» What you should do
I'd like every line in the following listing that holds "items" copied.
[Task input Boundary: Start]
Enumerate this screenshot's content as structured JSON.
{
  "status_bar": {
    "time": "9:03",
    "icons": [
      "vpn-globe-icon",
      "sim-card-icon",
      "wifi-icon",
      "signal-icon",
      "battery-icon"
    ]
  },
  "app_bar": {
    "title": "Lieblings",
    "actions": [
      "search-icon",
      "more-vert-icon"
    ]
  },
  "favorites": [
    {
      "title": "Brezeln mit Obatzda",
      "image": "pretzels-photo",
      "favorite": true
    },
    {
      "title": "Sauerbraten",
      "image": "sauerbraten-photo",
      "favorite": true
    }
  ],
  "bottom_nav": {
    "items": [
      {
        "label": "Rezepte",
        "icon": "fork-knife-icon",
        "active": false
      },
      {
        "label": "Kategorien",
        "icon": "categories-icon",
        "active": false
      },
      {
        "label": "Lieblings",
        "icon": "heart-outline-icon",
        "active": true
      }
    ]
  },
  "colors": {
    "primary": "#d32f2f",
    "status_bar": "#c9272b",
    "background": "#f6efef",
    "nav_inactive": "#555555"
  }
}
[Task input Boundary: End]
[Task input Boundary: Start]
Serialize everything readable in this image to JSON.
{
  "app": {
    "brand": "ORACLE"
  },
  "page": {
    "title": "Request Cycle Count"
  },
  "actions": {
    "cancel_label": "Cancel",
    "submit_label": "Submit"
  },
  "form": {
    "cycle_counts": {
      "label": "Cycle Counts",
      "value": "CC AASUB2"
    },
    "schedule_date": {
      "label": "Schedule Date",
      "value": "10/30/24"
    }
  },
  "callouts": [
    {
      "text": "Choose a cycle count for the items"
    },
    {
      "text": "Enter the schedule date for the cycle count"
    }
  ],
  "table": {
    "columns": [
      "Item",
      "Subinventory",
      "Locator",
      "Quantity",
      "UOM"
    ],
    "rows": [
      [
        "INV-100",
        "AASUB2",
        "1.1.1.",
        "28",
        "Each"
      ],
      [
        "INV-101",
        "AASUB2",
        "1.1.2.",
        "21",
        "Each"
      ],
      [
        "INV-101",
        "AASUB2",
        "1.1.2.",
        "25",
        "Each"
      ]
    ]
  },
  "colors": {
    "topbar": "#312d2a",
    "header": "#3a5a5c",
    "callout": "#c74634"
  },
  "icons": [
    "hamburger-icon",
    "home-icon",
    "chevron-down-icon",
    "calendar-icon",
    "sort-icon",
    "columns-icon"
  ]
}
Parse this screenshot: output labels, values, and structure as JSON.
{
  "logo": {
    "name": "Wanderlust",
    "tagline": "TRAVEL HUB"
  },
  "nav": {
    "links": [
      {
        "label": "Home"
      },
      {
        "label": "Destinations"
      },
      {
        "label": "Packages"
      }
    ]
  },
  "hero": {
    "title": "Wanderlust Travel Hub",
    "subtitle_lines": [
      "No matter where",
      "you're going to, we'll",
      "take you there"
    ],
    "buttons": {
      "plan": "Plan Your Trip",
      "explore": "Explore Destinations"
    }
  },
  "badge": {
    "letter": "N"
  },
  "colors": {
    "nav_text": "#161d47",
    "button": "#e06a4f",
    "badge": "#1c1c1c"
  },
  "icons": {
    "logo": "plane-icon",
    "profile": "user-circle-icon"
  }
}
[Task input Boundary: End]
» Written solution
    "items": [
      "text": "Choose a cycle count for the items"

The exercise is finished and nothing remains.